MONITORING ADULT LEAFROLLERS AND CODLING MOTH WITH ONE NON-PHEROMONE LURE
2012 Annual Report
1a.Objectives (from AD-416):
1. Evaluate the correlation of leafroller adult catches in traps baited with pear ester and acetic acid with local larval populations within orchards.
2. Evaluate the relative attractiveness of other host plant volatiles in combination with acetic acid for both leafrollers and codling moth.
1b.Approach (from AD-416):
Orchards with known leafroller populations will be identified in the Wenatchee and Yakima Valleys. Blocks will be monitored with traps baited with acetic acid and pear ester. Leafroller larval populations and fruit injury will be sampled and correlated with moth catches. Replicated trials will be conducted in a few sites to compare the attractiveness of several different host plant volatiles plus acetic acid.
Monitoring of key pest species is a key element of integrated pest management programs developed for tree fruits. ARS researchers in Wapato, WA have addressed the need to develop more cost-effective means to monitor these pests. Traps baited with a single combinational lure were developed and tested for codling moth and two leafroller species in Washington, Oregon, and Utah. In particular, the effectiveness of this lure in allowing an estimate of the local pest population within orchards was the objective to allow growers to respond to within-orchard pest problems. Studies found that the addition of an acetic acid co-lure to the sex pheromone-pear ester combo lure-baited traps significantly increased codling moth catches. A commercial acetic acid lure, Pherocon AA, was developed for codling moth as a result of this research. The optimal daily release rate of acetic acid from lures required to be effective for both codling moth and leafrollers was found to be between 10 – 50 mg which is much higher than the rate of the Pherocon AA lure, < 5 mg/d. Acetic acid lures can be formulated that are effective for both Pandemis and Oblique banded leafrollers. Five other host plant volatiles in addition to pear ester combined with codling moth’s sex pheromone and used with an acetic acid lure performed similarly in traps for Pandemis leafrollers, and both beta ocimene and nonatriene were as attractive as pear ester for codling moth. The use of the AA lure with the sex pheromone-pear ester combo lure provided useful predictive capabilities to detect either the presence of either leafroller species within the orchard or the threat of nearby leafroller populations invading the orchard.

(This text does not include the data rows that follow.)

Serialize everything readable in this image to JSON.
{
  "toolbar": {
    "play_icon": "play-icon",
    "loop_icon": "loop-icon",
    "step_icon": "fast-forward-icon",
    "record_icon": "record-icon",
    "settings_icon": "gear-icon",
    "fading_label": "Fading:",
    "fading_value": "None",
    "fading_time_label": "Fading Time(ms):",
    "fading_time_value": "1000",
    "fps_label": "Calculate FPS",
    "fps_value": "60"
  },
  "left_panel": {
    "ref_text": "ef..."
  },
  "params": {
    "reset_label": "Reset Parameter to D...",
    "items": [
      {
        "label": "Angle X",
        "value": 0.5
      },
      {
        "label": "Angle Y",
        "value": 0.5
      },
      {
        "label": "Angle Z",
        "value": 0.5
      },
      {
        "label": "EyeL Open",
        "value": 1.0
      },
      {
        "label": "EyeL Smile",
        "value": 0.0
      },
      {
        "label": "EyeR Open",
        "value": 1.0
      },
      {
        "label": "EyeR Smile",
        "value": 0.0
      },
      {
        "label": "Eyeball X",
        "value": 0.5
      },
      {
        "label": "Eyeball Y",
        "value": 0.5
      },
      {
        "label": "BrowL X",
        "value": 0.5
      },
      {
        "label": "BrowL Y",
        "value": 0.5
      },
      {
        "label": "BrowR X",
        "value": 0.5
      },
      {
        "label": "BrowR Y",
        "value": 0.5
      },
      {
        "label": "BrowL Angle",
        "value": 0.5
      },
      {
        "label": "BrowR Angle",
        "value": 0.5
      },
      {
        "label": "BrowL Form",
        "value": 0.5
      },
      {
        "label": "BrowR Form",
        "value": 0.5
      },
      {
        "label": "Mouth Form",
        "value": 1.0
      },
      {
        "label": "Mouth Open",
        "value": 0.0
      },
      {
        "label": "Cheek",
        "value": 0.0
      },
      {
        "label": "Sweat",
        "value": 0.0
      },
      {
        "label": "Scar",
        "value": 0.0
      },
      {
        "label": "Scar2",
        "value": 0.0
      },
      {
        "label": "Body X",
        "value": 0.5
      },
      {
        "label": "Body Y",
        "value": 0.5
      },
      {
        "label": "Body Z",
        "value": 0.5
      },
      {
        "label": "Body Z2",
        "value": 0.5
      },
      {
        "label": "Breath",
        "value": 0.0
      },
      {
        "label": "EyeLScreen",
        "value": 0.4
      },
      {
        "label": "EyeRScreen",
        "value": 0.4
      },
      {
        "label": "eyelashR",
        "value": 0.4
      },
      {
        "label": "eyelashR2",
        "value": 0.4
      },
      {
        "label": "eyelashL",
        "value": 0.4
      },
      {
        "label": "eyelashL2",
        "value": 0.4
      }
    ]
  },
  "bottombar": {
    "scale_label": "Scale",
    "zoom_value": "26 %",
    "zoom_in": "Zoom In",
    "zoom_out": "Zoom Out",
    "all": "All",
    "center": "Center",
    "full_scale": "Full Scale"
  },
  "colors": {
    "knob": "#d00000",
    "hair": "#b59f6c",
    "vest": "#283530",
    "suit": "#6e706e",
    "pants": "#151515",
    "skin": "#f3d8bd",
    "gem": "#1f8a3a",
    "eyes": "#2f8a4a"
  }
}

Within orchards isolated from potential leafroller infestations the traps generally did not catch any leafroller adults. The work reported here addresses objective 3 of the parent project plan.